(Data about app and page elements)
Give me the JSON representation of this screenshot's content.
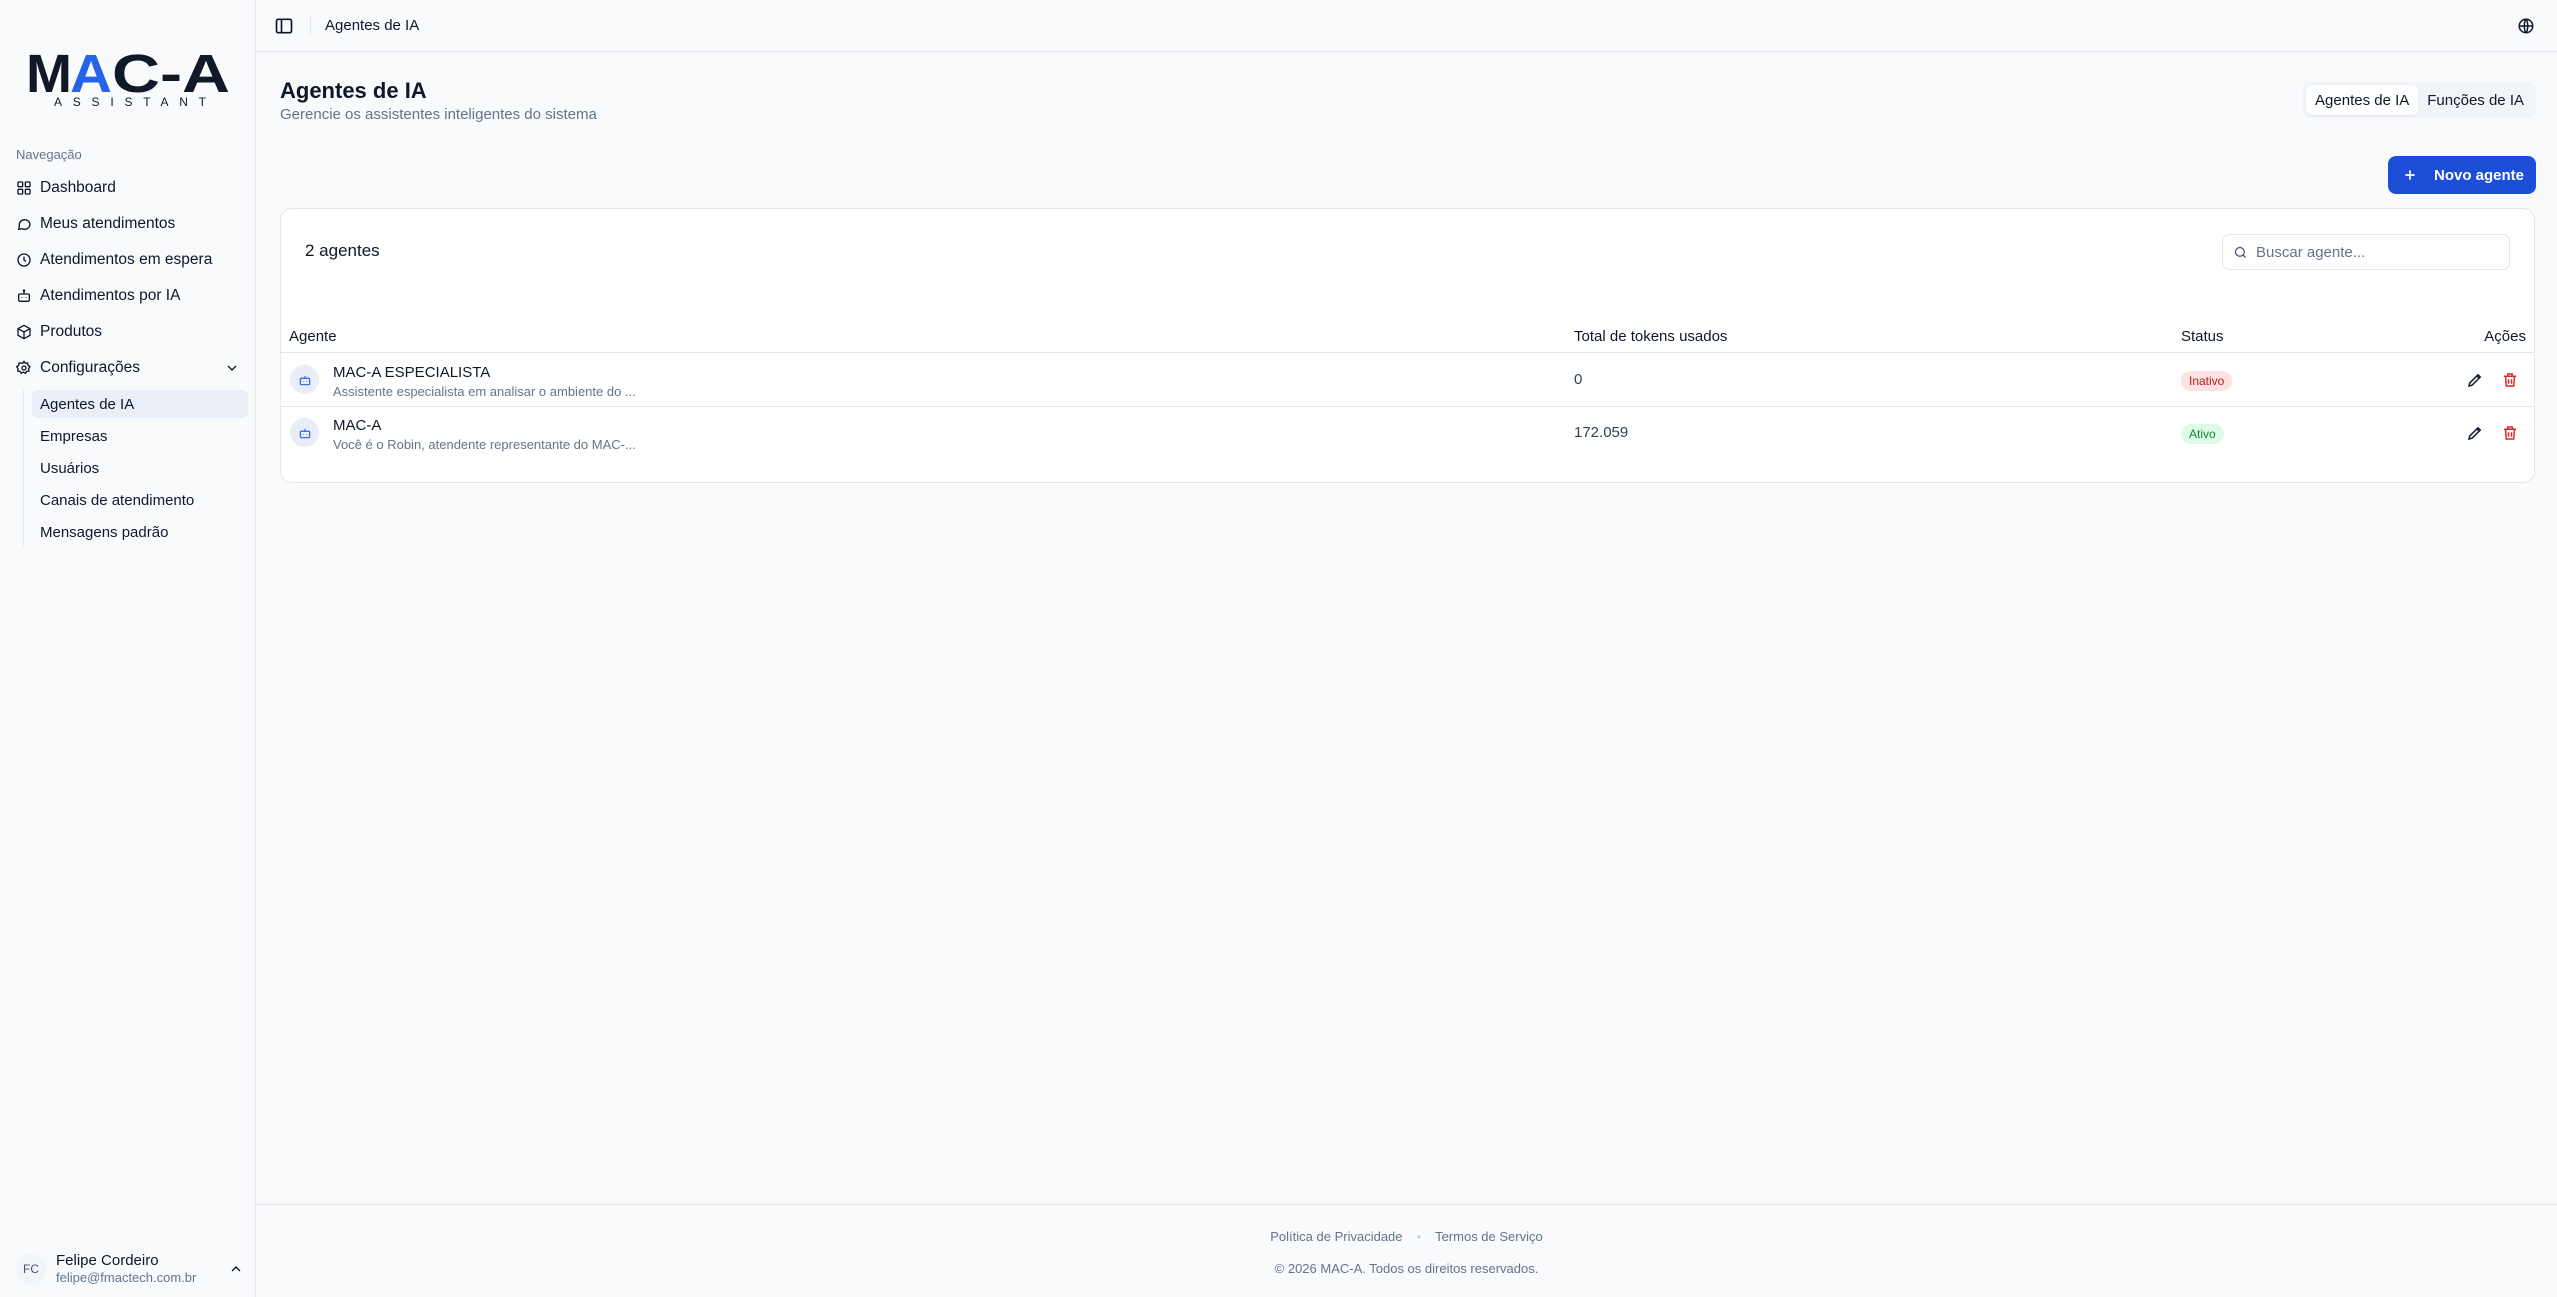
{
  "colors": {
    "accent": "#1d4ed8",
    "brand_blue": "#2563eb",
    "inactive": "#b91c1c",
    "active": "#15803d"
  },
  "logo": {
    "text_left": "M",
    "text_a": "A",
    "text_right": "C-A",
    "tagline": "ASSISTANT"
  },
  "sidebar": {
    "nav_label": "Navegação",
    "items": [
      {
        "label": "Dashboard",
        "icon": "grid-icon"
      },
      {
        "label": "Meus atendimentos",
        "icon": "message-icon"
      },
      {
        "label": "Atendimentos em espera",
        "icon": "clock-icon"
      },
      {
        "label": "Atendimentos por IA",
        "icon": "bot-icon"
      },
      {
        "label": "Produtos",
        "icon": "box-icon"
      },
      {
        "label": "Configurações",
        "icon": "gear-icon"
      }
    ],
    "subitems": [
      {
        "label": "Agentes de IA",
        "active": true
      },
      {
        "label": "Empresas"
      },
      {
        "label": "Usuários"
      },
      {
        "label": "Canais de atendimento"
      },
      {
        "label": "Mensagens padrão"
      }
    ],
    "user": {
      "initials": "FC",
      "name": "Felipe Cordeiro",
      "email": "felipe@fmactech.com.br"
    }
  },
  "topbar": {
    "breadcrumb": "Agentes de IA"
  },
  "page": {
    "title": "Agentes de IA",
    "subtitle": "Gerencie os assistentes inteligentes do sistema",
    "tabs": [
      {
        "label": "Agentes de IA",
        "active": true
      },
      {
        "label": "Funções de IA"
      }
    ],
    "new_button": "Novo agente"
  },
  "table": {
    "count": "2 agentes",
    "search_placeholder": "Buscar agente...",
    "columns": [
      "Agente",
      "Total de tokens usados",
      "Status",
      "Ações"
    ],
    "rows": [
      {
        "name": "MAC-A ESPECIALISTA",
        "description": "Assistente especialista em analisar o ambiente do ...",
        "tokens": "0",
        "status": "Inativo"
      },
      {
        "name": "MAC-A",
        "description": "Você é o Robin, atendente representante do MAC-...",
        "tokens": "172.059",
        "status": "Ativo"
      }
    ]
  },
  "footer": {
    "privacy": "Política de Privacidade",
    "terms": "Termos de Serviço",
    "copyright": "© 2026 MAC-A. Todos os direitos reservados."
  }
}
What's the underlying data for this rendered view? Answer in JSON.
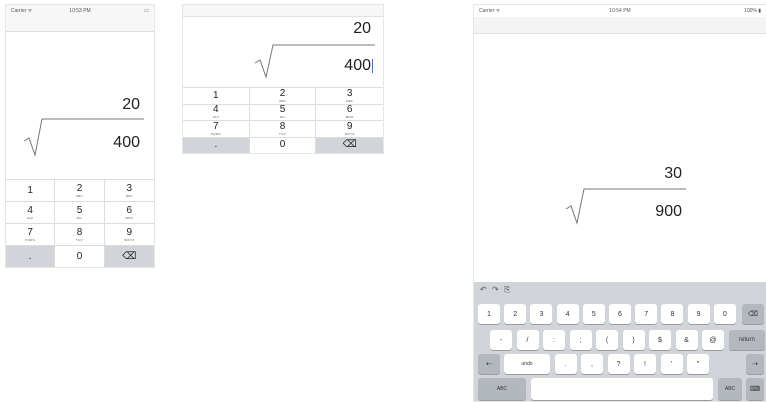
{
  "phone": {
    "status": {
      "carrier": "Carrier ᯤ",
      "time": "10:53 PM",
      "battery": "▭"
    },
    "result": "20",
    "radicand": "400"
  },
  "landscape": {
    "result": "20",
    "radicand": "400"
  },
  "tablet": {
    "status": {
      "carrier": "Carrier ᯤ",
      "time": "10:54 PM",
      "battery": "100% ▮"
    },
    "result": "30",
    "radicand": "900",
    "toolbar": {
      "undo": "↶",
      "redo": "↷",
      "paste": "⎘"
    },
    "row1": [
      "1",
      "2",
      "3",
      "4",
      "5",
      "6",
      "7",
      "8",
      "9",
      "0"
    ],
    "row2": [
      "-",
      "/",
      ":",
      ";",
      "(",
      ")",
      "$",
      "&",
      "@"
    ],
    "row2_return": "return",
    "row3": [
      "undo",
      ".",
      ",",
      "?",
      "!",
      "'",
      "\""
    ],
    "row4_abc": "ABC",
    "row4_abc_right": "ABC"
  },
  "keypad": [
    {
      "d": "1",
      "l": ""
    },
    {
      "d": "2",
      "l": "ABC"
    },
    {
      "d": "3",
      "l": "DEF"
    },
    {
      "d": "4",
      "l": "GHI"
    },
    {
      "d": "5",
      "l": "JKL"
    },
    {
      "d": "6",
      "l": "MNO"
    },
    {
      "d": "7",
      "l": "PQRS"
    },
    {
      "d": "8",
      "l": "TUV"
    },
    {
      "d": "9",
      "l": "WXYZ"
    },
    {
      "d": ".",
      "l": ""
    },
    {
      "d": "0",
      "l": ""
    },
    {
      "d": "⌫",
      "l": ""
    }
  ]
}
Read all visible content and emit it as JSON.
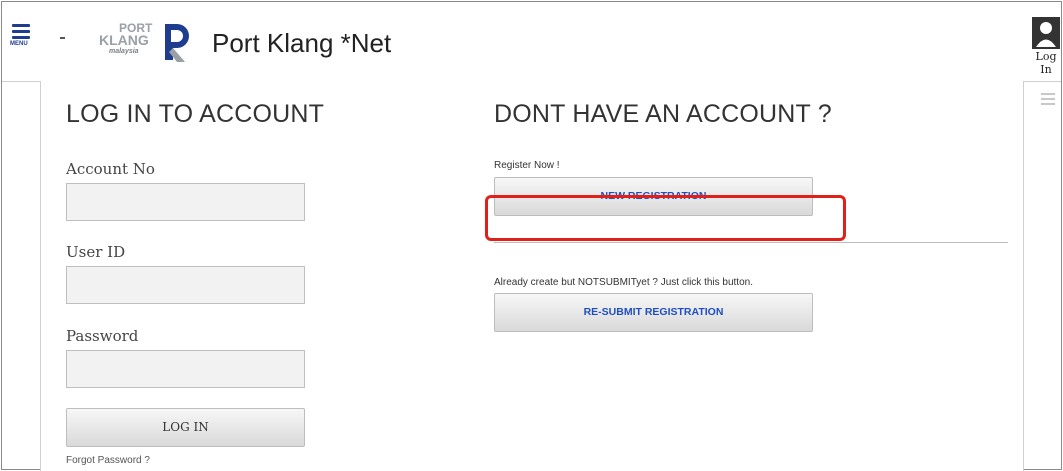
{
  "header": {
    "menu_label": "MENU",
    "logo": {
      "line1": "PORT",
      "line2": "KLANG",
      "line3": "malaysia"
    },
    "title": "Port Klang *Net",
    "login_label": "Log In"
  },
  "login": {
    "heading": "LOG IN TO ACCOUNT",
    "account_label": "Account No",
    "account_value": "",
    "userid_label": "User ID",
    "userid_value": "",
    "password_label": "Password",
    "password_value": "",
    "login_button": "LOG IN",
    "forgot_link": "Forgot Password ?"
  },
  "register": {
    "heading": "DONT HAVE AN ACCOUNT ?",
    "register_now": "Register Now !",
    "new_button": "NEW REGISTRATION",
    "already_text": "Already create but NOTSUBMITyet ? Just click this button.",
    "resubmit_button": "RE-SUBMIT REGISTRATION"
  },
  "colors": {
    "accent_blue": "#1f4fbf",
    "logo_blue": "#1f3d8f",
    "highlight_red": "#e0201a"
  }
}
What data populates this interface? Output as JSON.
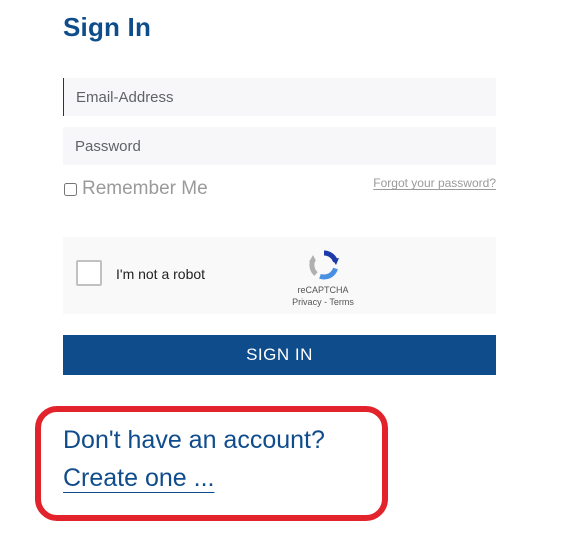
{
  "form": {
    "title": "Sign In",
    "email": {
      "value": "",
      "placeholder": "Email-Address"
    },
    "password": {
      "value": "",
      "placeholder": "Password"
    },
    "remember_label": "Remember Me",
    "remember_checked": false,
    "forgot_link": "Forgot your password?",
    "submit_label": "SIGN IN"
  },
  "recaptcha": {
    "label": "I'm not a robot",
    "brand": "reCAPTCHA",
    "privacy": "Privacy",
    "separator": " - ",
    "terms": "Terms",
    "checked": false,
    "logo_icon": "recaptcha-logo-icon"
  },
  "signup": {
    "prompt": "Don't have an account?",
    "link": "Create one ..."
  },
  "colors": {
    "brand_blue": "#0f4c8c",
    "highlight_red": "#e3232b"
  }
}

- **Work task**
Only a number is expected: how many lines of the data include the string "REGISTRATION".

- **Reply to the exercise**
2